# If $p \equiv 3 (\bmod{4})$ is a rational prime, then p is a Gaussian prime

I understand the proof that my professor gave in class for the most part, but there's one snag that I'm having. Here's the proof to begin with [Side note: $N(x)=a^2+b^2$, where $a+bi$ is a complex number]:

Assume not, then $p =rs$ over $\mathbb{Z}[i]$, where $r, s$ are not units.

$N(p) = N(r)N(s) \rightarrow p^2 = N(r)N(s) \rightarrow N(r) = N(s) = p$

If $r = a + bi$, then $N(r) = p \rightarrow a^2 + b^2 = p \rightarrow a^2 + b^2 \equiv 3 (\bmod{4})$

My question is this (hopefully it isnt a silly): How does the conclusion imply (or show) that p must be a gaussian prime? Thank you for reading this and any help at all would be appreciated.

• I recommend the treatment in the first chapter of Neukirch's "Algebraic number theory", it is very clear.

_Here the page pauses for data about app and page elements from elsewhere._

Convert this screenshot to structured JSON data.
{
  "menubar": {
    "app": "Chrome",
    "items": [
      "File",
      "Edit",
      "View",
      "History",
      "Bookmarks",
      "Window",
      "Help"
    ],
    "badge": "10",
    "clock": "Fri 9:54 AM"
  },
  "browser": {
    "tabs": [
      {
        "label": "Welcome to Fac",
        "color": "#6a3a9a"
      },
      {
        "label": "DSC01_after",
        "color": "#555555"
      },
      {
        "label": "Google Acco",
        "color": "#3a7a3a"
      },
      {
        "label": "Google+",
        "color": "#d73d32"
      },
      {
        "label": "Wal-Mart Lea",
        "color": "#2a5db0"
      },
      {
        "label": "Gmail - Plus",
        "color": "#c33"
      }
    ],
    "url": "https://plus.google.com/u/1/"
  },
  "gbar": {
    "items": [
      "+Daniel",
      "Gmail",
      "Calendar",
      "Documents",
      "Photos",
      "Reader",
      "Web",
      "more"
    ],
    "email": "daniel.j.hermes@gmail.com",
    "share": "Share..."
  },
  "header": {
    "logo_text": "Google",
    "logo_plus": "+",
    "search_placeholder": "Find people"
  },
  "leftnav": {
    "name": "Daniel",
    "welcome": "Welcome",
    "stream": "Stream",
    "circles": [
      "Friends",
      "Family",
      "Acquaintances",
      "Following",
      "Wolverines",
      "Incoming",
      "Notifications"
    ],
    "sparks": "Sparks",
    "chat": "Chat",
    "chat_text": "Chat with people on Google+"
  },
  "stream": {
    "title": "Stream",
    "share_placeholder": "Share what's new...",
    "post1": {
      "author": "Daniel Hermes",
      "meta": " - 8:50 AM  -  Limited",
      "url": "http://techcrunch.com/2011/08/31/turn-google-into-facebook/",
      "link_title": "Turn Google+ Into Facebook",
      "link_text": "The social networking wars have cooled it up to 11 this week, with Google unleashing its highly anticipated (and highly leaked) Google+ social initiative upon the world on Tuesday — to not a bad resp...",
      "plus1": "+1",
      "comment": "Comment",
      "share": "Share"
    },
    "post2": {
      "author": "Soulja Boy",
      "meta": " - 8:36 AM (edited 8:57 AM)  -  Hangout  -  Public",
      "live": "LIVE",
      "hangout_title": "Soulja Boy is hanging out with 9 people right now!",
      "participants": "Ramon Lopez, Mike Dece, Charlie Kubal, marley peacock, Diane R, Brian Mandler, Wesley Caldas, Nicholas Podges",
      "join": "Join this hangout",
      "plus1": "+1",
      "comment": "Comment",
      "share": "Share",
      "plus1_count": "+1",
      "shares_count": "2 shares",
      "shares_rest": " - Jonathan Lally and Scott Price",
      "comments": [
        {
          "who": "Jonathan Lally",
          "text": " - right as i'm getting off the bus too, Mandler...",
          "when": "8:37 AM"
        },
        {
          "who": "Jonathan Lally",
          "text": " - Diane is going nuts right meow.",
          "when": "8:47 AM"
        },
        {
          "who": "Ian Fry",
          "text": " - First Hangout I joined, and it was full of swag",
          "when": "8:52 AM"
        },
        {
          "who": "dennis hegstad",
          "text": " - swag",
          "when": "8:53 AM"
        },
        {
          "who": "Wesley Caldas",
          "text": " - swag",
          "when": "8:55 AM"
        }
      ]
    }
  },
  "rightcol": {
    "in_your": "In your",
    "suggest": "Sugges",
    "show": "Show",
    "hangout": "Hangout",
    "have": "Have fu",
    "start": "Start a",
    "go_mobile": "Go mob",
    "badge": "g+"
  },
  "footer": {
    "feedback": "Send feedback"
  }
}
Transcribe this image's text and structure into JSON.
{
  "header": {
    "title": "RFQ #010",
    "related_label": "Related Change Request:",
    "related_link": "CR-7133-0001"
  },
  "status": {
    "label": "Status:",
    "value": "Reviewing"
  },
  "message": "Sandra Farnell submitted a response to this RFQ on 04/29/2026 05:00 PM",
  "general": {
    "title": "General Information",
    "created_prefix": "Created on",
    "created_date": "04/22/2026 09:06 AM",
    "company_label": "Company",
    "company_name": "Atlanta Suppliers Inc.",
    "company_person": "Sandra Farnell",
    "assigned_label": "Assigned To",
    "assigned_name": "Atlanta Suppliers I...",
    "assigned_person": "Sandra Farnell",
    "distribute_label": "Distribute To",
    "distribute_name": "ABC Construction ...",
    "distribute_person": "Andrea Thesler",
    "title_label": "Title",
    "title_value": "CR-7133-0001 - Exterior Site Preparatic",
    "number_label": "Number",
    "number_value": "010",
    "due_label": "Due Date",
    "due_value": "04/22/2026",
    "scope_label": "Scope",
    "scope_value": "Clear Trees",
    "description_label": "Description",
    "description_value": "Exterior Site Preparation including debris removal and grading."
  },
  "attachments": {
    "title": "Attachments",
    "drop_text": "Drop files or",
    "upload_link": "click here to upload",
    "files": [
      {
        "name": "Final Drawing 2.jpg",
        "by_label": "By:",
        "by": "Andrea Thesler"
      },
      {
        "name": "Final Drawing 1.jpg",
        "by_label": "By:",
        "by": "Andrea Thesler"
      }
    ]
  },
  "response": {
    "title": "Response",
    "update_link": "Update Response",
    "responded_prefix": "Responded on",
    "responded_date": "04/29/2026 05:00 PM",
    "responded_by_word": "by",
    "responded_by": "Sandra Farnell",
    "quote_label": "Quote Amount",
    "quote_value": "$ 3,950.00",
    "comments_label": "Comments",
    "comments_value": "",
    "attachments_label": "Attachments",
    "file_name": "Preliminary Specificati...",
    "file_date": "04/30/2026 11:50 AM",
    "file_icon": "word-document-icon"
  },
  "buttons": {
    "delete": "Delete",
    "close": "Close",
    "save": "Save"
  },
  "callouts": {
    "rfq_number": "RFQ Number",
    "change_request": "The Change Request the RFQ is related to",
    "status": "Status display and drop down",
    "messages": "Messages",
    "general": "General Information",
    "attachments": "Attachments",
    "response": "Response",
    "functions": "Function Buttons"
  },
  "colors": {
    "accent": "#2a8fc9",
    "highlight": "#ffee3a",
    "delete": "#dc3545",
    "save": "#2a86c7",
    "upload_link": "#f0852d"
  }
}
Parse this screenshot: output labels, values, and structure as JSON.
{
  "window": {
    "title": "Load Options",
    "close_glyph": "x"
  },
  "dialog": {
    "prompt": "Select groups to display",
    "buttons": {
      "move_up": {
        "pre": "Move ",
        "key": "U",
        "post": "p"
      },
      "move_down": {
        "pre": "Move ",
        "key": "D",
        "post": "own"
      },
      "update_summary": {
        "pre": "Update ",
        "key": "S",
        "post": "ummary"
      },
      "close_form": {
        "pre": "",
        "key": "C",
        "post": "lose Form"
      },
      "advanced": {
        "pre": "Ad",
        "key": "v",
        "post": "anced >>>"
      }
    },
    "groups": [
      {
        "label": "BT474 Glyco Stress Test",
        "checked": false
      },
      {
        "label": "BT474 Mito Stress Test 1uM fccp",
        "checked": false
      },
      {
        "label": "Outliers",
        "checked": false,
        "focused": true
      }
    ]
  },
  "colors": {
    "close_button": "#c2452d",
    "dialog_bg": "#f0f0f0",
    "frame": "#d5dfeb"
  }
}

For this specific part, he proves (as first thing in the book) that a prime which is a sum of two squares must be congruent to $1$ mod $4$, hence here you'd get a contradiction – 57Jimmy Apr 12 '18 at 15:05
• See also similar questions at this site, e.g., here and here. – Dietrich Burde Apr 12 '18 at 15:09
• $a^2+b^2$ cannot be $3 \pmod 4$ for (rational) integers $a, b$. – metamorphy Apr 12 '18 at 16:11